Start of Data for analysis
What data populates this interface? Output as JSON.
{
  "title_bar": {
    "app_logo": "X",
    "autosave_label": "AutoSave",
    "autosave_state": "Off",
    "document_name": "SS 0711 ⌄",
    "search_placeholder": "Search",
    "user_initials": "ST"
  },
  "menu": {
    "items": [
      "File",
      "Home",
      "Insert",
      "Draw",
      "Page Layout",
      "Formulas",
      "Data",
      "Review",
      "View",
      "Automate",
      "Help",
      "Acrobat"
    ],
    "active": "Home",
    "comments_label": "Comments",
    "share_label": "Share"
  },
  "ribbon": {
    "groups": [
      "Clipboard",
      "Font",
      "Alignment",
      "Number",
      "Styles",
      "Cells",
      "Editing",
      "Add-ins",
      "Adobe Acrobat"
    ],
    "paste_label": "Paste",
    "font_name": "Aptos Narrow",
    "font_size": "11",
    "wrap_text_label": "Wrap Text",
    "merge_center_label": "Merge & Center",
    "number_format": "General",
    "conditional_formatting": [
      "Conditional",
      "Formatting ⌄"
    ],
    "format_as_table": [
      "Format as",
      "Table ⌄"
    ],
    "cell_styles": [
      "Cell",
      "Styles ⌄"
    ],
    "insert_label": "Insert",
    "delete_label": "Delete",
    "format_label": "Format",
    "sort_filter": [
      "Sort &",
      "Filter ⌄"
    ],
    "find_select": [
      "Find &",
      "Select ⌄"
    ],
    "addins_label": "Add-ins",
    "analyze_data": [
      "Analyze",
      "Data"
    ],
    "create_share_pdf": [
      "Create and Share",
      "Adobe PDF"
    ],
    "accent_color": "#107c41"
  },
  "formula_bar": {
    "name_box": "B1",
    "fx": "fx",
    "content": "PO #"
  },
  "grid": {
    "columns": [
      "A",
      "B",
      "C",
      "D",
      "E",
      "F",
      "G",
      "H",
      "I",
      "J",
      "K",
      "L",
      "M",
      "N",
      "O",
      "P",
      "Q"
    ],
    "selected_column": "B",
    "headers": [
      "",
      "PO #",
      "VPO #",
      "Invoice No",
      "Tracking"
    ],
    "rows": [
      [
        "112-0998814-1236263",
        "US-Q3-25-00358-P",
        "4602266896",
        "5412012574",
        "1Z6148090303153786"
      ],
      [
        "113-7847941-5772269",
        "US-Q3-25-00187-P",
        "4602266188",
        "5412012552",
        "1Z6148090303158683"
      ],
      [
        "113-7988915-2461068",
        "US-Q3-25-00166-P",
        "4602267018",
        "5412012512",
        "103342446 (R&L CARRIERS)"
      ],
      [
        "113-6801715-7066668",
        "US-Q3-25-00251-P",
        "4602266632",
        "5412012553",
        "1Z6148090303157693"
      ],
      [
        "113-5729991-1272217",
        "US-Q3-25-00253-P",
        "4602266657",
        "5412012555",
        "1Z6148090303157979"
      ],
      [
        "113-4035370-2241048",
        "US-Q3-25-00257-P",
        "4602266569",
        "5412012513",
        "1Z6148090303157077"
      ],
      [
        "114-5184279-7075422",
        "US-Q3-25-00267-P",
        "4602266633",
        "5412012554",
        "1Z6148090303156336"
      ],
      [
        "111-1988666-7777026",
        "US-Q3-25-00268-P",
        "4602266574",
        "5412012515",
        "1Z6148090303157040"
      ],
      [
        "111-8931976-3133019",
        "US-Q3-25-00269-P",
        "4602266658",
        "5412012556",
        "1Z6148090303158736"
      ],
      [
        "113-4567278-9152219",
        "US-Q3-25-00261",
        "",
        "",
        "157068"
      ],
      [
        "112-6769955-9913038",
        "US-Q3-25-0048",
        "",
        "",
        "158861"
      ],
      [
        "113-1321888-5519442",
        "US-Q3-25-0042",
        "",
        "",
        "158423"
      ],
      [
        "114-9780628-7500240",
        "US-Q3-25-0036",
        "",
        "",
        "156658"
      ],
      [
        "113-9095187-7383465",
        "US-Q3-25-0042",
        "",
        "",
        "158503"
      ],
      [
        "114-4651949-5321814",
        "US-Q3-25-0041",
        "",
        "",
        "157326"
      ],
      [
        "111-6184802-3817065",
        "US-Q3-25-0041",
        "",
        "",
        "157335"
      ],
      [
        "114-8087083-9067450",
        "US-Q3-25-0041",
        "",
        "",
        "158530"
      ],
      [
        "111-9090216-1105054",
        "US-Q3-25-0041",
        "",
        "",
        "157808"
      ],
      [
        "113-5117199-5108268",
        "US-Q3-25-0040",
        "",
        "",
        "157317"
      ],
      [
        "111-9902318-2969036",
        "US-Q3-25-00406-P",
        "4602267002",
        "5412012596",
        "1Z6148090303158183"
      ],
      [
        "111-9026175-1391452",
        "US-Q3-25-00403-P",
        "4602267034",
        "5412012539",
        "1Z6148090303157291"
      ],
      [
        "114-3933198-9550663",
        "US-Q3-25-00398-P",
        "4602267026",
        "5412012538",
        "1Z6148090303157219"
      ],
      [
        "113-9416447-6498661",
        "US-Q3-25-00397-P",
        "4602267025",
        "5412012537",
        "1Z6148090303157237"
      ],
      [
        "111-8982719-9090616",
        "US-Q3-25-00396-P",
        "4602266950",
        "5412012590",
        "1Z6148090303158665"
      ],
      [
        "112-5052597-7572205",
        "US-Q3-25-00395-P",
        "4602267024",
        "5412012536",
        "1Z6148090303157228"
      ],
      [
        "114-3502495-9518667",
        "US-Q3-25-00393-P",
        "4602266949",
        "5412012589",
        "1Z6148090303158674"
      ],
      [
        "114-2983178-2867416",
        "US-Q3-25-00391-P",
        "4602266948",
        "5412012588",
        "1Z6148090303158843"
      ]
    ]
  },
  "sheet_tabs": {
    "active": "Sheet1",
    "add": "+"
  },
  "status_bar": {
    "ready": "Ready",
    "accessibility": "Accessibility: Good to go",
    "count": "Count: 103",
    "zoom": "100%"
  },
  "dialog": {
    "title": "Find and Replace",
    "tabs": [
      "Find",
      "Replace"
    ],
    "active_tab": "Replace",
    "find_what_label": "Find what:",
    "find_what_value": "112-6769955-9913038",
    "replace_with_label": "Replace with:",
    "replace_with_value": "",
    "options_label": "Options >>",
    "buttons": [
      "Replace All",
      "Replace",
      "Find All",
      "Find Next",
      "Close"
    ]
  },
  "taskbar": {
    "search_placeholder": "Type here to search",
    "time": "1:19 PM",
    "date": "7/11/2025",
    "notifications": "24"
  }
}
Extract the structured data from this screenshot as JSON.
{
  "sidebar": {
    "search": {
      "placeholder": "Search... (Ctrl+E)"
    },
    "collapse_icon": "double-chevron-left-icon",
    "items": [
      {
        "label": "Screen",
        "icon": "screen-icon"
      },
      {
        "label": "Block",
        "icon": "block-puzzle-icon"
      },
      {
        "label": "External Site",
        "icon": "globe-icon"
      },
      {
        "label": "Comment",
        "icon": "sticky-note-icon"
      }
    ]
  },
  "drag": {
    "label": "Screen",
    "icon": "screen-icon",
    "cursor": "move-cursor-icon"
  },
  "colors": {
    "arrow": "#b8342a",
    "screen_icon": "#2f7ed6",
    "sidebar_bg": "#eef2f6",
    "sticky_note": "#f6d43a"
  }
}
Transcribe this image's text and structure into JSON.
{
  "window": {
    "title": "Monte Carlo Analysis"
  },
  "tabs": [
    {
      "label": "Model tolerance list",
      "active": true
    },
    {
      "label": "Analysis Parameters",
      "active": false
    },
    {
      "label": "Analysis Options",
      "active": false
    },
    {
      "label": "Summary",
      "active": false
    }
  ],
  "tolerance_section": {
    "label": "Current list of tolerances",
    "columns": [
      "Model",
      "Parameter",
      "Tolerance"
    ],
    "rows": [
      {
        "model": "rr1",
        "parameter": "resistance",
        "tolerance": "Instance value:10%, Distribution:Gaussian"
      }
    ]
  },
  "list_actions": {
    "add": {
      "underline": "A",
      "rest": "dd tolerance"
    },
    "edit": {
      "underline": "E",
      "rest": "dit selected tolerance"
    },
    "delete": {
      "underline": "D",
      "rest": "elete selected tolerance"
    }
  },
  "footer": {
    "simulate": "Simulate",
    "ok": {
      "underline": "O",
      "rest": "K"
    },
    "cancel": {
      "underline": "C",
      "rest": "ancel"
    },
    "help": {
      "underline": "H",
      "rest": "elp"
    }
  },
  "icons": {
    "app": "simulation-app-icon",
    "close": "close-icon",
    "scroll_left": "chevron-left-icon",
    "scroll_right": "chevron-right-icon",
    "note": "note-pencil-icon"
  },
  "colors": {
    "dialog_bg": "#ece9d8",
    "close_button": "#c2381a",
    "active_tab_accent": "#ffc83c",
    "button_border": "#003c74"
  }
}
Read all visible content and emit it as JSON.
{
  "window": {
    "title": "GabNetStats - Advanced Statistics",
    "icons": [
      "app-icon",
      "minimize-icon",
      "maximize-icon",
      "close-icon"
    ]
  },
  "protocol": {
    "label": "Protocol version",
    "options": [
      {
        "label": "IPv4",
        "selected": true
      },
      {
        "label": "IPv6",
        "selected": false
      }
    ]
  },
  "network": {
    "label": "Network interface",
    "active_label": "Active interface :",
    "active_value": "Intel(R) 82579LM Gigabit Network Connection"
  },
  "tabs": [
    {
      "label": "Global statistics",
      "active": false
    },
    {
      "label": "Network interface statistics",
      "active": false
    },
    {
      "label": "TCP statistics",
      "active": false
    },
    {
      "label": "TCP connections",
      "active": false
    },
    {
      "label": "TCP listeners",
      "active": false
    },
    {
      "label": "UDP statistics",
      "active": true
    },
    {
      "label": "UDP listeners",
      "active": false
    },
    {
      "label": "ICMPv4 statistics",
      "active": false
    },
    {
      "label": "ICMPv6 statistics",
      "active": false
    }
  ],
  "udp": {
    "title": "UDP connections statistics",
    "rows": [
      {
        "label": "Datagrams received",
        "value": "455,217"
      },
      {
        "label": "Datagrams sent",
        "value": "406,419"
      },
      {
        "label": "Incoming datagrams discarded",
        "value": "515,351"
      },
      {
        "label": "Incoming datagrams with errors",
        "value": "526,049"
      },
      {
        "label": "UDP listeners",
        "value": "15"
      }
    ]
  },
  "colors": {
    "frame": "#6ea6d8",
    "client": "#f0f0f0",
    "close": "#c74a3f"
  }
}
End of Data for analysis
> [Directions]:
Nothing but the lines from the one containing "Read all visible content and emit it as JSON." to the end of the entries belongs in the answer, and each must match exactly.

> [Reply]:
Read all visible content and emit it as JSON.
{
  "window": {
    "title": "GabNetStats - Advanced Statistics",
    "icons": [
      "app-icon",
      "minimize-icon",
      "maximize-icon",
      "close-icon"
    ]
  },
  "protocol": {
    "label": "Protocol version",
    "options": [
      {
        "label": "IPv4",
        "selected": true
      },
      {
        "label": "IPv6",
        "selected": false
      }
    ]
  },
  "network": {
    "label": "Network interface",
    "active_label": "Active interface :",
    "active_value": "Intel(R) 82579LM Gigabit Network Connection"
  },
  "tabs": [
    {
      "label": "Global statistics",
      "active": false
    },
    {
      "label": "Network interface statistics",
      "active": false
    },
    {
      "label": "TCP statistics",
      "active": false
    },
    {
      "label": "TCP connections",
      "active": false
    },
    {
      "label": "TCP listeners",
      "active": false
    },
    {
      "label": "UDP statistics",
      "active": true
    },
    {
      "label": "UDP listeners",
      "active": false
    },
    {
      "label": "ICMPv4 statistics",
      "active": false
    },
    {
      "label": "ICMPv6 statistics",
      "active": false
    }
  ],
  "udp": {
    "title": "UDP connections statistics",
    "rows": [
      {
        "label": "Datagrams received",
        "value": "455,217"
      },
      {
        "label": "Datagrams sent",
        "value": "406,419"
      },
      {
        "label": "Incoming datagrams discarded",
        "value": "515,351"
      },
      {
        "label": "Incoming datagrams with errors",
        "value": "526,049"
      },
      {
        "label": "UDP listeners",
        "value": "15"
      }
    ]
  },
  "colors": {
    "frame": "#6ea6d8",
    "client": "#f0f0f0",
    "close": "#c74a3f"
  }
}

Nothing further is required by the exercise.